JYSK expands assortment to outer space
Author: Martin Fyn Aamand, Communications & PR Manager, JYSK
With a new specially produced mattress for use in space, JYSK is now investing in its most far-reaching expansion of the assortment to date.
Yesterday, March 31, 2021, the European Space Agency (ESA) opened for applications from future astronauts to take part in humanity's greatest adventure for the benefit of Earth.
To support the historic mission, JYSK today launches its first specially developed mattress for use in outer space.

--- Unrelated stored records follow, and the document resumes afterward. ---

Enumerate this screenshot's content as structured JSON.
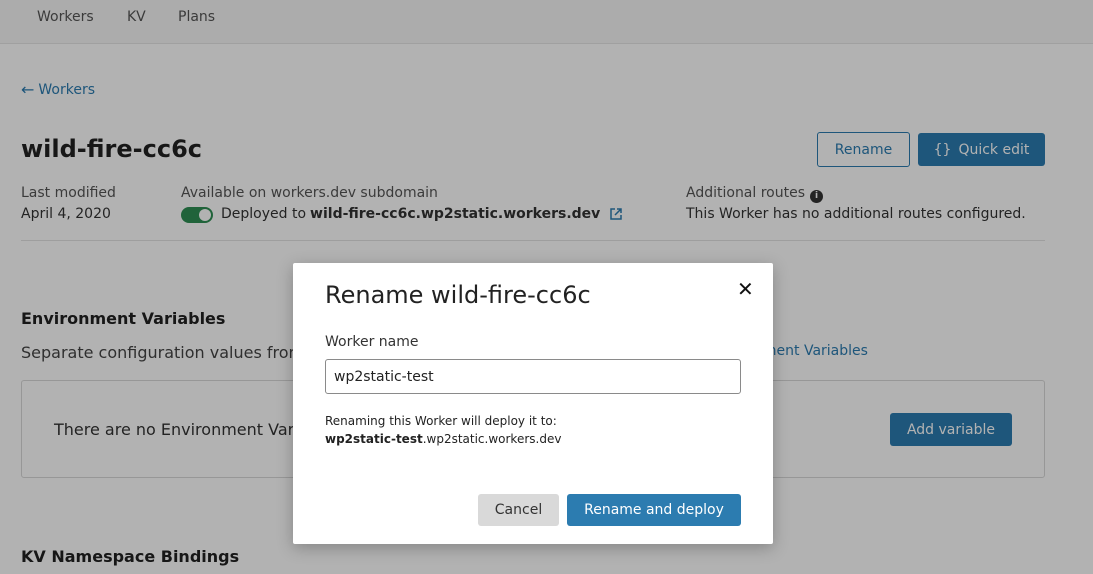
{
  "nav": {
    "items": [
      "Workers",
      "KV",
      "Plans"
    ]
  },
  "back_link": "Workers",
  "worker": {
    "title": "wild-fire-cc6c",
    "rename_label": "Rename",
    "quick_edit_label": "Quick edit",
    "quick_edit_glyph": "{}",
    "last_modified_label": "Last modified",
    "last_modified_value": "April 4, 2020",
    "subdomain_label": "Available on workers.dev subdomain",
    "deployed_prefix": "Deployed to",
    "deployed_url": "wild-fire-cc6c.wp2static.workers.dev",
    "subdomain_toggle_on": true,
    "routes_label": "Additional routes",
    "routes_value": "This Worker has no additional routes configured."
  },
  "env": {
    "title": "Environment Variables",
    "desc": "Separate configuration values fron",
    "link": "ronment Variables",
    "empty_text": "There are no Environment Var",
    "add_label": "Add variable"
  },
  "kv": {
    "title": "KV Namespace Bindings"
  },
  "modal": {
    "title": "Rename wild-fire-cc6c",
    "close_glyph": "✕",
    "field_label": "Worker name",
    "input_value": "wp2static-test",
    "note_line1": "Renaming this Worker will deploy it to:",
    "note_name": "wp2static-test",
    "note_domain": ".wp2static.workers.dev",
    "cancel_label": "Cancel",
    "confirm_label": "Rename and deploy"
  },
  "colors": {
    "accent": "#2c7cb0",
    "toggle_on": "#2f8f54"
  }
}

“Since we opened our first store in 1979, we have had many different mattresses in our range. Now is the time for the space mattress, which will ensure a good night's sleep for European astronauts and future space tourists,” says Tomke von der Damerau-Ropers, Head of Space Management at JYSK, who is leading the project.
Thinnest mattress ever

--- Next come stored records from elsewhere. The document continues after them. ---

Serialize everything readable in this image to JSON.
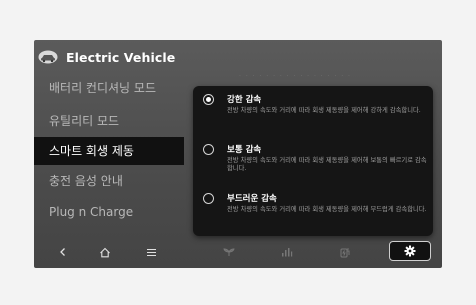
{
  "header": {
    "title": "Electric Vehicle",
    "icon": "ev-car-icon"
  },
  "menu": {
    "items": [
      {
        "label": "배터리 컨디셔닝 모드",
        "active": false
      },
      {
        "label": "유틸리티 모드",
        "active": false
      },
      {
        "label": "스마트 회생 제동",
        "active": true
      },
      {
        "label": "충전 음성 안내",
        "active": false
      },
      {
        "label": "Plug n Charge",
        "active": false
      }
    ]
  },
  "popup": {
    "options": [
      {
        "title": "강한 감속",
        "description": "전방 차량의 속도와 거리에 따라 회생 제동량을 제어해 강하게 감속합니다.",
        "selected": true
      },
      {
        "title": "보통 감속",
        "description": "전방 차량의 속도와 거리에 따라 회생 제동량을 제어해 보통의 빠르기로 감속합니다.",
        "selected": false
      },
      {
        "title": "부드러운 감속",
        "description": "전방 차량의 속도와 거리에 따라 회생 제동량을 제어해 부드럽게 감속합니다.",
        "selected": false
      }
    ]
  },
  "bottom_bar": {
    "icons": [
      "back-icon",
      "home-icon",
      "menu-icon",
      "eco-icon",
      "energy-bars-icon",
      "charging-icon",
      "gear-icon"
    ]
  },
  "colors": {
    "active_bg": "#111111",
    "popup_bg": "#151515",
    "text_muted": "#b8b8b8"
  }
}
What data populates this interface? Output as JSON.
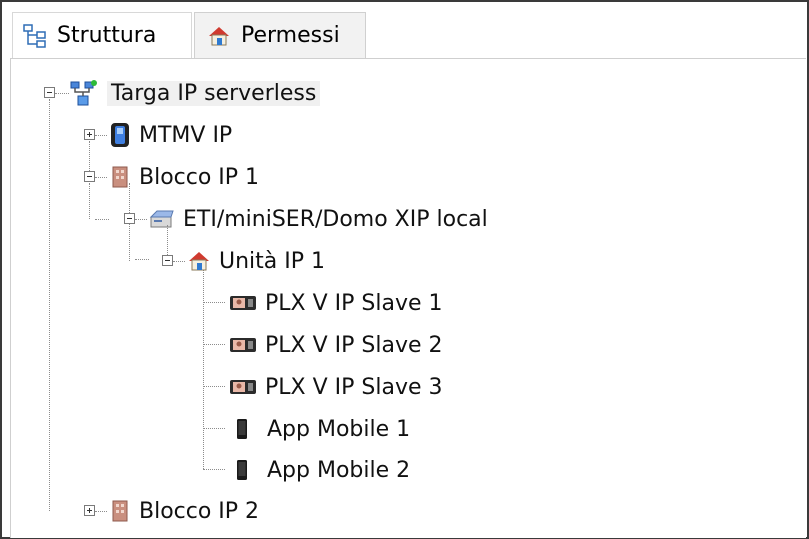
{
  "tabs": [
    {
      "label": "Struttura",
      "icon": "structure-icon",
      "active": true
    },
    {
      "label": "Permessi",
      "icon": "permissions-house-icon",
      "active": false
    }
  ],
  "tree": {
    "root": {
      "label": "Targa IP serverless",
      "icon": "network-server-icon",
      "expanded": true
    },
    "mtmv": {
      "label": "MTMV IP",
      "icon": "device-panel-icon",
      "expanded": false
    },
    "blocco1": {
      "label": "Blocco IP 1",
      "icon": "building-icon",
      "expanded": true
    },
    "eti": {
      "label": "ETI/miniSER/Domo XIP local",
      "icon": "server-icon",
      "expanded": true
    },
    "unita": {
      "label": "Unità IP 1",
      "icon": "house-icon",
      "expanded": true
    },
    "slave1": {
      "label": "PLX V IP Slave 1",
      "icon": "monitor-icon"
    },
    "slave2": {
      "label": "PLX V IP Slave 2",
      "icon": "monitor-icon"
    },
    "slave3": {
      "label": "PLX V IP Slave 3",
      "icon": "monitor-icon"
    },
    "app1": {
      "label": "App Mobile 1",
      "icon": "phone-icon"
    },
    "app2": {
      "label": "App Mobile 2",
      "icon": "phone-icon"
    },
    "blocco2": {
      "label": "Blocco IP 2",
      "icon": "building-icon",
      "expanded": false
    }
  }
}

Due to the weightlessness in space, the mattress is the thinnest JYSK has ever had in its range. Although the mattress is only a few centimetres thick, it gives astronauts perfect support for an average night in space.
“From our many years of collaboration with Parasports associations, we know how important good sleep is for elite athletes. The same undoubtedly applies to astronauts. With our long experience in mattresses, we believe that we can make a positive difference,” says Tomke von der Damerau-Ropers.

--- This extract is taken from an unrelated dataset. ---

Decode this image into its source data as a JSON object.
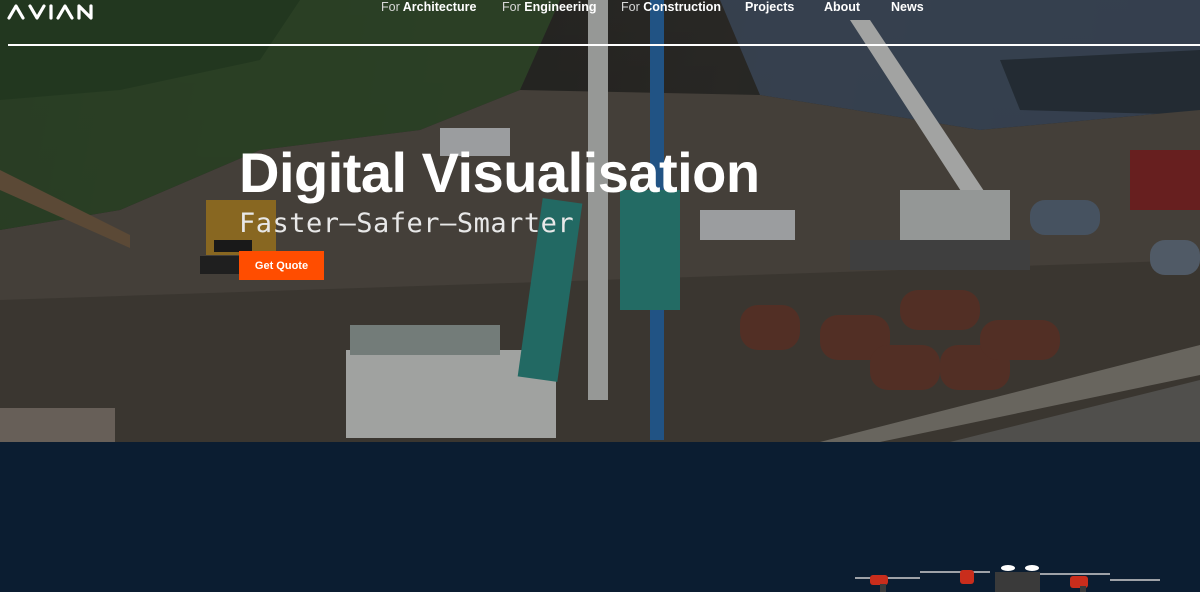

The modest thickness of the mattress also means that it can be rolled up so that it takes up less space inside the space capsule.
More space in the future
Following the development of the space mattress, JYSK has also launched development of several other space products.
"We have tried with weighted duvets, but they require some gravity to work, so we quickly ruled them out. Nor have our experiments with space sofas, where you fasten yourself with a kind of seat belt, been successful. On the other hand, custom-made blackout curtains are still in full development, so they can keep the sunlight out at all times in space,” says Tomke von der Damerau-Ropers.
On the drawing board are also other home products, which can be produced from various scrap from space, which can then benefit earthlings on the ground.
“We are looking at whether scrap metal from space could, for example, be used to make the most weather-resistant garden table ever. If it can handle the radiation in space, wind and weather on Earth should not be any issue,” says Tomke von der Damerau-Ropers.
1 April 2021
Please note that this article was published on 1 April 2021 :-)